Unmute went viral too. One million Indians watched it, but, as expected, the PM did not respond to my e-greeting. I guess he was busy travelling, making suits, etc.
It bothered me that our leaders (from both nations) wanted us to hate each other. (How come rest-of-Europe is 'friends' with two-time-war-enemy Germany today, while we are still fighting instead of fixing issues?)
So, I put a vague name and address on an envelope and spoke through a video-letter titled 'Pause'.
The letter found its address and I found my Iqbal bhai: A 16-year-old girl from Pakistan, Khadija Akhtar. She replied to Pause with her self-made video letter (which went viral too).
Two things happened as a result of Pause:
1. Velfies (short for video-selfies) became a phenomenon and showed that it has the power to redefine democracy across the world by amplifying people's voices.
2. Khadija and I started a page called 'DearNeighbourMovement' on Facebook (40k people from both India and Pakistan have signed up and are exchanging Peace-Velfies even today).
Things were calm, life was smooth... until End 2014
Delhi Election was removed out of cold storage again.
I jumped in to volunteer, because I was afraid that AAP losing Delhi would set the cause of 'clean politics' back, by twenty years in India. Also, AAP winning in Delhi will make them the choker-leash that needs to be around the neck of the right-controlled majority government.
I met Arvind Kejriwal at his home in Delhi and outlined my plan to initiate #VelfieForKejriwal and other ideas, to achieve few strategic requirements.

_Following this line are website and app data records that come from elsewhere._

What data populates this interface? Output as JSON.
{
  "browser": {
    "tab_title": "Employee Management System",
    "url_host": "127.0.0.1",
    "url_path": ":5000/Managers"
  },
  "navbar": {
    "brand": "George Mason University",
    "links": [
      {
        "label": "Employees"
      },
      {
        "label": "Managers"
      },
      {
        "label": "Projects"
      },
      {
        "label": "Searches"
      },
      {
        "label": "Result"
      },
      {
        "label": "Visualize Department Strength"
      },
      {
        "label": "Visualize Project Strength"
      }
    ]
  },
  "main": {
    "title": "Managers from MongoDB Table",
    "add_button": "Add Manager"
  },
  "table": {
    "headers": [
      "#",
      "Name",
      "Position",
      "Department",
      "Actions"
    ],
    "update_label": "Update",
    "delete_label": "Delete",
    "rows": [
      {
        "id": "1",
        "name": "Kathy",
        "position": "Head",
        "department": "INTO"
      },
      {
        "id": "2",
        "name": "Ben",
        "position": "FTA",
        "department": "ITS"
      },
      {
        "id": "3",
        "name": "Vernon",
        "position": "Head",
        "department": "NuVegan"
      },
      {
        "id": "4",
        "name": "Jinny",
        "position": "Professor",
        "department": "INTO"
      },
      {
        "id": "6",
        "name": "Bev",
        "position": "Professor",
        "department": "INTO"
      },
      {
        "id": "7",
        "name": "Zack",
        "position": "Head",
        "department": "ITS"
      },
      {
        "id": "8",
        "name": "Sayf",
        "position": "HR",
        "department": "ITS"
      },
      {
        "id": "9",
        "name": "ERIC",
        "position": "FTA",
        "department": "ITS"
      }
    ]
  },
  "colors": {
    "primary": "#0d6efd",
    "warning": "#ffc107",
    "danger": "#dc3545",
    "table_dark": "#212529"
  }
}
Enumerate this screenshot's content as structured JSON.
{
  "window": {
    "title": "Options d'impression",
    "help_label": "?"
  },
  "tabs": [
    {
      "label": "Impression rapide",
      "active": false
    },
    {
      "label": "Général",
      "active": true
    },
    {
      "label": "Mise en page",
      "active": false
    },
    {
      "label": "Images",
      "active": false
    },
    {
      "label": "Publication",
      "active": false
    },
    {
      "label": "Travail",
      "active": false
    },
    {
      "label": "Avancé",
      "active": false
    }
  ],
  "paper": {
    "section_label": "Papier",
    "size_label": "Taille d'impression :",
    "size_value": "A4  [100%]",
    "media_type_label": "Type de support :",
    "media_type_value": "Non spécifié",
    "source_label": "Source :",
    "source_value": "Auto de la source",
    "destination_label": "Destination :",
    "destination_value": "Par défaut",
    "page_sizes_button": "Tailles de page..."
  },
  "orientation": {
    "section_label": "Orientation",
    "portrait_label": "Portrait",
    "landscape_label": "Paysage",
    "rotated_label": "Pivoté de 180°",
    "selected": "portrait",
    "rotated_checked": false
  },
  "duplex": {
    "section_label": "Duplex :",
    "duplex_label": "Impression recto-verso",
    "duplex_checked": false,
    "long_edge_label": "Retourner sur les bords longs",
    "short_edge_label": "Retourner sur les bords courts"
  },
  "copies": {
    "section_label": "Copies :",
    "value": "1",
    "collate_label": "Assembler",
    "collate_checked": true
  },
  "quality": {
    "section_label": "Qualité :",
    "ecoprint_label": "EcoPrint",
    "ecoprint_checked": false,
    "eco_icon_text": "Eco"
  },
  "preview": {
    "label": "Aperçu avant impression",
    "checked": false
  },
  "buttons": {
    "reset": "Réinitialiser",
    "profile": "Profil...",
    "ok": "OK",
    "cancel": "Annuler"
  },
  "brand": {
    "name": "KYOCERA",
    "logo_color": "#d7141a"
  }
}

From Jan 2015 - Now
Koninica's #VelfieforKejriwal was released, which helped in shifting the mood in Delhi: from 'bhagoda' to women's protection (viral on Facebook and WhatsApp)
And my velfie, for the cause of velfies, was released before Obama's visit to India. I had to put my face on camera, despite my discomfort, because I was asking people to do the same.
By Republic Day, I decided to openly support AAP for the Delhi Election.
I packed my bags and went to Delhi to help Arvind and his team in whatever way I could, using my tools to help the cause.
Two highly charged weeks later (much of it is fodder for a political drama which I intend to make some day), I watched the election result that created history in Delhi.
After the win, Arvind invited people to the swearing-in with a radio spot and signed off as the collective voice of Delhi.
I realised then, my voice had found its boldness with AAP and AAP had found a sharper articulation of itself, with me.
It has been three weeks since the Delhi victory, and I haven't been able to detach.
I am still emotionally involved with AAP's crusade for a great nation, so I have initiated the AAP Innovation Department (I don't think any other political party in the world has one). AAP-Innovation Dept. will find solutions to problems using art, creativity and technology for the cause, for Delhi, for India, for the greater good of humanity.
Time will tell how that pans out...
And, meanwhile, if something bothers me, I know that the person I am today will not just shut up and walk away.